A home online

 

 

 

 

 

 

 

 

 

 

 

A little while ago I was lamenting life and the very many changes that have occurred in the last 6 months. I ended up watching a YouTube video by justkisssmyfrog aka Leena Norms titled: How to feel chill about moving away from home and so many of the things she said really struck me, but there was one particular idea that really caught me, the idea of having a home online.

A home online: from the beginning

For the longest time, probably since the first time I used social media I’ve been building a social and digital space online and treating it as my home and hanging paintings, words, poems, stories, conversations and debates here. It’s like the mediums we use are walls. That idea, to me, sounds so comforting. In her video Leena calls it “a new way to have a village or to understand yourself.” From Tumblr where you post images and share your favourite quotes funny jokes and the very odd threads where people say some illuminating stuff actually to Instagram and Twitter where I update my status every once in a few months or share a picture, I’m creating a portfolio of my life, my online footprint, a sort of photo album of my life on social media, no wonder it feel so much like home.

Being an online native is part of my identity

I know social media and digital platforms have their shortcomings. Over the last few years I’ve built a massive social media following on Twitter and that platform out of the many has felt in ways a sort of home. I’ve been able to grow up there and share my silly opinions that nobody would otherwise listen to. I’ve been able to discuss, share emotions, learn and make new friends – who are now real life friends all through this platform.

I feel like a lot of people use social media because they think they are being cool or for professional companies they want to reach customers and I think that’s great. But ultimately when I use social media I think of it as an individual telling a story and sharing their experiences of the world and with the world.

As a teen, I often felt overlooked and for most of my teen life I was very good at blending into walls but then I would come online and I would talk to people and they were my friends and the things I was saying online were part of my story and my opinions and my identity. I’m able to look back at things I wrote years ago and cringe or laugh at them. I’m able to in a physical way capture my life and share it with so many people.

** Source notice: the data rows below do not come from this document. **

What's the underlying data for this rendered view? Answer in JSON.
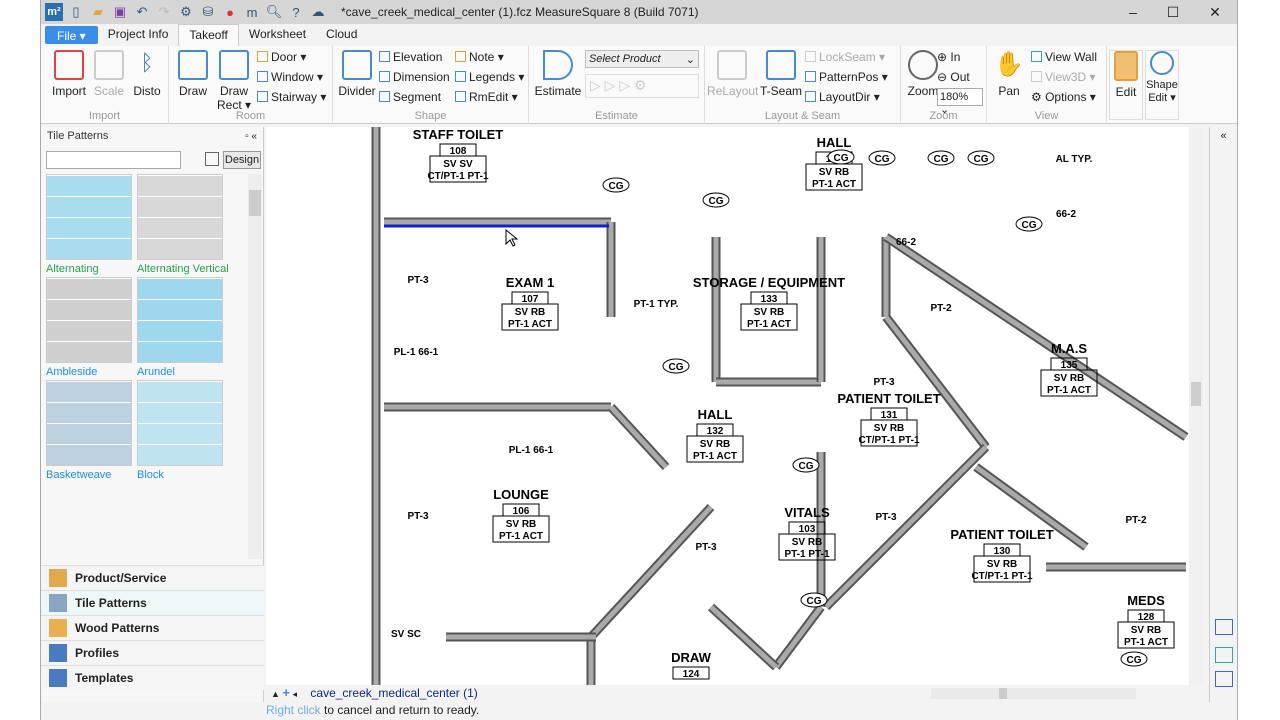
{
  "app": {
    "title": "*cave_creek_medical_center (1).fcz   MeasureSquare 8 (Build 7071)",
    "logo": "m²"
  },
  "tabs": [
    {
      "label": "File ▾"
    },
    {
      "label": "Project Info"
    },
    {
      "label": "Takeoff",
      "active": true
    },
    {
      "label": "Worksheet"
    },
    {
      "label": "Cloud"
    }
  ],
  "ribbon": {
    "import": {
      "label": "Import",
      "items": [
        "Import",
        "Scale",
        "Disto"
      ]
    },
    "room": {
      "label": "Room",
      "big": [
        "Draw",
        "Draw Rect ▾"
      ],
      "small": [
        "Door",
        "Window",
        "Stairway"
      ]
    },
    "shape": {
      "label": "Shape",
      "big": [
        "Divider"
      ],
      "small": [
        "Elevation",
        "Dimension",
        "Segment",
        "Note",
        "Legends",
        "RmEdit ▾"
      ]
    },
    "estimate": {
      "label": "Estimate",
      "big": "Estimate",
      "product_placeholder": "Select Product"
    },
    "layout": {
      "label": "Layout & Seam",
      "big": [
        "ReLayout",
        "T-Seam"
      ],
      "small": [
        "LockSeam",
        "PatternPos",
        "LayoutDir"
      ]
    },
    "zoom": {
      "label": "Zoom",
      "big": "Zoom",
      "small": [
        "In",
        "Out"
      ],
      "level": "180%"
    },
    "view": {
      "label": "View",
      "big": "Pan",
      "small": [
        "View Wall",
        "View3D",
        "Options ▾"
      ]
    },
    "edit": {
      "edit": "Edit",
      "shape_edit": "Shape Edit ▾"
    }
  },
  "left_panel": {
    "title": "Tile Patterns",
    "design": "Design",
    "patterns": [
      "Alternating",
      "Alternating Vertical",
      "Ambleside",
      "Arundel",
      "Basketweave",
      "Block"
    ],
    "accordion": [
      "Product/Service",
      "Tile Patterns",
      "Wood Patterns",
      "Profiles",
      "Templates"
    ]
  },
  "canvas": {
    "sheet_tab": "cave_creek_medical_center (1)",
    "rooms": [
      {
        "name": "STAFF TOILET",
        "num": "108",
        "f": "SV  SV",
        "m": "CT/PT-1 PT-1"
      },
      {
        "name": "HALL",
        "num": "134",
        "f": "SV  RB",
        "m": "PT-1 ACT"
      },
      {
        "name": "EXAM 1",
        "num": "107",
        "f": "SV  RB",
        "m": "PT-1 ACT"
      },
      {
        "name": "STORAGE / EQUIPMENT",
        "num": "133",
        "f": "SV  RB",
        "m": "PT-1 ACT"
      },
      {
        "name": "M.A.S",
        "num": "135",
        "f": "SV  RB",
        "m": "PT-1 ACT"
      },
      {
        "name": "PATIENT TOILET",
        "num": "131",
        "f": "SV  RB",
        "m": "CT/PT-1 PT-1"
      },
      {
        "name": "HALL",
        "num": "132",
        "f": "SV  RB",
        "m": "PT-1 ACT"
      },
      {
        "name": "LOUNGE",
        "num": "106",
        "f": "SV  RB",
        "m": "PT-1 ACT"
      },
      {
        "name": "VITALS",
        "num": "103",
        "f": "SV  RB",
        "m": "PT-1 PT-1"
      },
      {
        "name": "PATIENT TOILET",
        "num": "130",
        "f": "SV  RB",
        "m": "CT/PT-1 PT-1"
      },
      {
        "name": "MEDS",
        "num": "128",
        "f": "SV  RB",
        "m": "PT-1 ACT"
      },
      {
        "name": "DRAW",
        "num": "124",
        "f": "",
        "m": ""
      }
    ],
    "tags": [
      "CG",
      "PT-3",
      "PT-1 TYP.",
      "PL-1 66-1",
      "66-2",
      "PT-2",
      "AL TYP.",
      "SV SC"
    ]
  },
  "status": {
    "highlight": "Right click",
    "text": " to cancel and return to ready."
  }
}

The people I know from online are my village, they are my people and I don’t need to live in the same city as them or the same country and it’s okay if they can’t come around for tea because we can still talk and communicate and in it’s own way, it’s like they are in my home talking to me, cause they are in my home online.